Another Polish official has called out Germany over WWII reparations, claiming that up to $850 billion (€690 billion) are owed after 6 million Polish citizens were killed during the nearly six-year occupation.
“We are talking about very large, but justified amounts of compensation for war crimes, for destroyed cities, villages and the lost demographic potential of our country,” said Polish politician Arkadiusz Mularczyk of the Law and Justice party (PiS) in an interview with Polsat News.
Over the last year, Polish politicians have made repeated calls for reparations from Germany as deep cracks have formed between Poland and the EU. Eight years after the fall of the Nazi regime, Poland decided to forego further reparations from Germany in a 1953 agreement. Polish authorities have claimed it's invalid because it was directed by Moscow when Poland was a satellite of the Soviet Union.
Last year, a research group within Poland’s lower house of parliament, the Sejm, began reviewing whether this would be possible according to TheLocal. The results are expected this year - which Mularczyk suspects could be in the $850 billion range.
In August, the head of the Polish PiS party, Jaroslaw Kaczynski, accused Germany of "rejecting" its WWII responsibilities - and said reparations should be on the table. "We are talking about huge sums and also the fact that the Germans have for years rejected their responsibility for the Second World War," Kaczynski told Catholic radio station Radio Maryja.

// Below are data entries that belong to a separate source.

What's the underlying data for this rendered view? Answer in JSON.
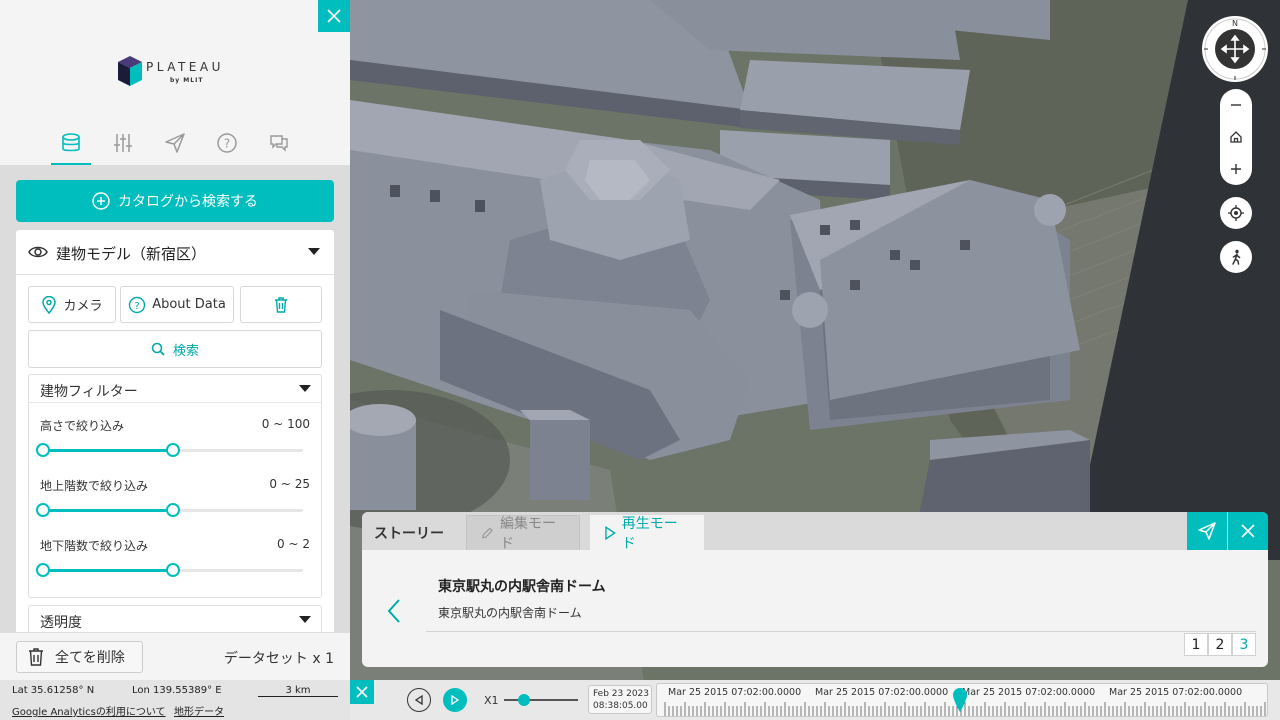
{
  "app": {
    "logo_text": "PLATEAU",
    "logo_sub": "by MLIT"
  },
  "panel": {
    "tabs": [
      {
        "icon": "database-icon",
        "active": true
      },
      {
        "icon": "sliders-icon",
        "active": false
      },
      {
        "icon": "paper-plane-icon",
        "active": false
      },
      {
        "icon": "help-icon",
        "active": false
      },
      {
        "icon": "chat-icon",
        "active": false
      }
    ],
    "catalog_button": "カタログから検索する",
    "dataset": {
      "title": "建物モデル（新宿区）",
      "camera_button": "カメラ",
      "about_button": "About Data",
      "search_button": "検索",
      "filter_title": "建物フィルター",
      "filters": [
        {
          "label": "高さで絞り込み",
          "range": "0 ~ 100",
          "min_fraction": 0,
          "max_fraction": 0.5
        },
        {
          "label": "地上階数で絞り込み",
          "range": "0 ~ 25",
          "min_fraction": 0,
          "max_fraction": 0.5
        },
        {
          "label": "地下階数で絞り込み",
          "range": "0 ~ 2",
          "min_fraction": 0,
          "max_fraction": 0.5
        }
      ],
      "transparency_title": "透明度"
    },
    "footer": {
      "delete_all": "全てを削除",
      "dataset_count": "データセット x 1"
    },
    "status": {
      "lat": "Lat  35.61258° N",
      "lon": "Lon  139.55389° E",
      "scale": "3 km",
      "analytics_link": "Google Analyticsの利用について",
      "terrain_link": "地形データ"
    }
  },
  "compass": {
    "north": "N"
  },
  "story": {
    "label": "ストーリー",
    "edit_tab": "編集モード",
    "play_tab": "再生モード",
    "title": "東京駅丸の内駅舎南ドーム",
    "description": "東京駅丸の内駅舎南ドーム",
    "pages": [
      "1",
      "2",
      "3"
    ],
    "active_page": "3"
  },
  "timeline": {
    "speed": "X1",
    "date": "Feb 23 2023",
    "time": "08:38:05.00",
    "labels": [
      "Mar 25 2015 07:02:00.0000",
      "Mar 25 2015 07:02:00.0000",
      "Mar 25 2015 07:02:00.0000",
      "Mar 25 2015 07:02:00.0000"
    ]
  },
  "colors": {
    "accent": "#00bebe",
    "building": "#8a8f9c",
    "building_dark": "#5c616d"
  }
}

Kaczynski's brother and former President Lech Kaczynski - who died in 2010 - had estimated when he was mayor of Warsaw that the had cost the capital city alone $45.3 billion.
Last September, Poland's foreign minister demanded "serious talks" with Germany over the issue.
As The Independent reported last year, the rhetoric has been heating up.
Poland’s foreign minister Witold Waszczykowski told local radio station RMF that “serious talks” were needed with Germany to "find a way to deal with the fact that German-Polish relations are overshadowed by the German aggression of 1939 and unresolved post-war issues."
He said Poland’s material losses were about $1 trillion, or higher.
Polish defense minister Antoni Macierewicz also accused European critics of trying to “erase” the fate of the Poles at German hands during the war “from the historical memory of Europe”.
The country’s right-wing government has dismissed a 1953 resolution by Poland’s former communist government which dropped any claim to reparations from Germany, and are instead claiming that Germany is “shirking” its moral responsibility.
Relations between Berlin and Warsaw have been off late over issues including Germany’s push to share responsibility for refugees across Europe - which Poland has rejected - to the European Commission’s infringement procedure against PiS plans to have more control over the judiciary. Last August the EU sued Poland, Hungary and the Czech Republic, forcing them to accept refugees even as the rest of Europe turns a blind eye to the 100 thousand refugees that have made landfall in recent months in Italy.
Poland has not made an official demand to date, while Germany has repeatedly said there is no legal basis for reparations due to the 1953 agreement. There have, however, been individual to Poles who were forced laborers or victims of Nazi medical experiments during the wartime occupation.